When the Smarter Balanced Assessment debuts, it will be combined with the MEAP and MME tests in other subjects -- all of which will be online.
"We wanted to see how schools were prepared to do this and how it would actually work in the schools before we got the whole state involved in every content and every grade level," said Jim Griffiths, manager for assessment administration and reporting at MDE.
That's why educators such as Heyam Alcodray, principal at Unis and McCullough Elementary -- which share a building -- volunteered for the pilot.
"We know where testing is going in the future. We thought we might as well get on board now and not wait," Alcodray said.
There's no formal data yet on the social studies pilot, but state officials said they're encouraged by what they've heard informally from local educators.
"It's gone incredibly smoothly. I have to say I am surprised," said Kate Cermak, administration and reporting analyst at the MDE. "The schools are reporting that their students seem to be more engaged and interested in taking the online assessment."

Technology obstacles

The pilot exam began in October and ran through early November, with the state having to provide extra time for the schools to administer the online exam to accommodate some schools' technological limitations. Technology issues -- having enough computers to get all students tested within the time allowed and having the proper wireless access -- are likely to be major issues for some schools as online testing is broadened. The state is currently surveying schools to get a handle on their readiness.
For Jason Clinkscale, principal at Berkshire Middle School in Beverly Hills, which participated in the pilot, it will be more of a logistical issue. His school has two computer labs with 32 computers each and a third lab with 17 computers and a number of laptops. The labs are already in heavy use, he said. Online testing will create a bigger logjam.
Clinkscale and Alcodray said the pilot was successful at their schools. But they said it will require a heavy dose of planning to get kids in and out of the labs to take online exams in all subjects and grade levels and still be able to use the labs for research and instruction.
Vincent Dean, director of the MDE's office of standards and assessment, said the state is exploring how it might be able to make grants available for schools that need technology upgrades.
For those schools that aren't ready, a paper-and-pencil version of the Smarter Balanced exam will be available for the first three years, he said.
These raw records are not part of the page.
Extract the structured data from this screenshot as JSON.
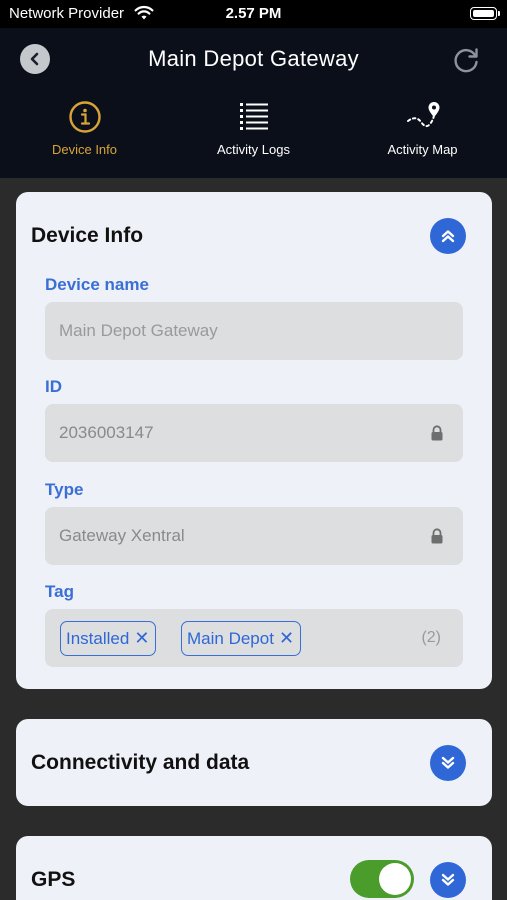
{
  "status_bar": {
    "carrier": "Network Provider",
    "time": "2.57 PM"
  },
  "header": {
    "title": "Main Depot Gateway",
    "tabs": [
      {
        "label": "Device Info",
        "icon": "info-circle-icon",
        "active": true
      },
      {
        "label": "Activity Logs",
        "icon": "list-icon",
        "active": false
      },
      {
        "label": "Activity Map",
        "icon": "route-map-icon",
        "active": false
      }
    ]
  },
  "device_info": {
    "title": "Device Info",
    "fields": {
      "name": {
        "label": "Device name",
        "placeholder": "Main Depot Gateway"
      },
      "id": {
        "label": "ID",
        "value": "2036003147"
      },
      "type": {
        "label": "Type",
        "value": "Gateway Xentral"
      },
      "tag": {
        "label": "Tag",
        "chips": [
          "Installed",
          "Main Depot"
        ],
        "count": "(2)"
      }
    }
  },
  "connectivity": {
    "title": "Connectivity and data"
  },
  "gps": {
    "title": "GPS",
    "enabled": true
  },
  "colors": {
    "accent": "#2f67d6",
    "active_tab": "#d8a437",
    "toggle_on": "#4a9d2a",
    "header_bg": "#0b0f1a"
  }
}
Student advantages

During the pilot, it didn't take long for students to come across a key advantage of the online test. As they were answering questions, they could flag answers they weren't completely sure about and the computer would remind them when they were done. The same would happen if they skipped a question.
With a paper-and-pencil test, students would have to rely on their memory to go back and revisit questions they skipped or wanted to review, said Hassan.
"I used it about two or three times, maybe a little more," he said.
"Those kinds of tools might help us get a better indication of student ability levels," Clinkscale said.
Hassan and Yasmine also liked that they didn't have to worry about making sure they filled in bubbles properly.
"All you have to worry about is the actual question and selecting the right answer," Yasmine said. "It's really simple and interactive."
Contact Lori Higgins: 313-222-6651 or lhiggins@freepress.com